▸ What is expected
Your answer should contain each record from the listing, repeated exactly.

▸ Data listing

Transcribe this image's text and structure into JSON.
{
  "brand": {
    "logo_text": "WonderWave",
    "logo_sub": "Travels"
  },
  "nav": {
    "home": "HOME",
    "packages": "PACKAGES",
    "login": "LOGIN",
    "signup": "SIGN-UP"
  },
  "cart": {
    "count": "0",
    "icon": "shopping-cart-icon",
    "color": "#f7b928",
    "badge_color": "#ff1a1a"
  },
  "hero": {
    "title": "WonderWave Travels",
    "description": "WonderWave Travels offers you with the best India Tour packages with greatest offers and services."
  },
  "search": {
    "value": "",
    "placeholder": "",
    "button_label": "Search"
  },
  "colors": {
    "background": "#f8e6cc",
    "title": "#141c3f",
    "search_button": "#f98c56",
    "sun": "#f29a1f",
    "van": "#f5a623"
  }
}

▸ Task answer
Transcribe this image's text and structure into JSON.
{
  "brand": {
    "logo_text": "WonderWave",
    "logo_sub": "Travels"
  },
  "nav": {
    "home": "HOME",
    "packages": "PACKAGES",
    "login": "LOGIN",
    "signup": "SIGN-UP"
  },
  "cart": {
    "count": "0",
    "icon": "shopping-cart-icon",
    "color": "#f7b928",
    "badge_color": "#ff1a1a"
  },
  "hero": {
    "title": "WonderWave Travels",
    "description": "WonderWave Travels offers you with the best India Tour packages with greatest offers and services."
  },
  "search": {
    "value": "",
    "placeholder": "",
    "button_label": "Search"
  },
  "colors": {
    "background": "#f8e6cc",
    "title": "#141c3f",
    "search_button": "#f98c56",
    "sun": "#f29a1f",
    "van": "#f5a623"
  }
}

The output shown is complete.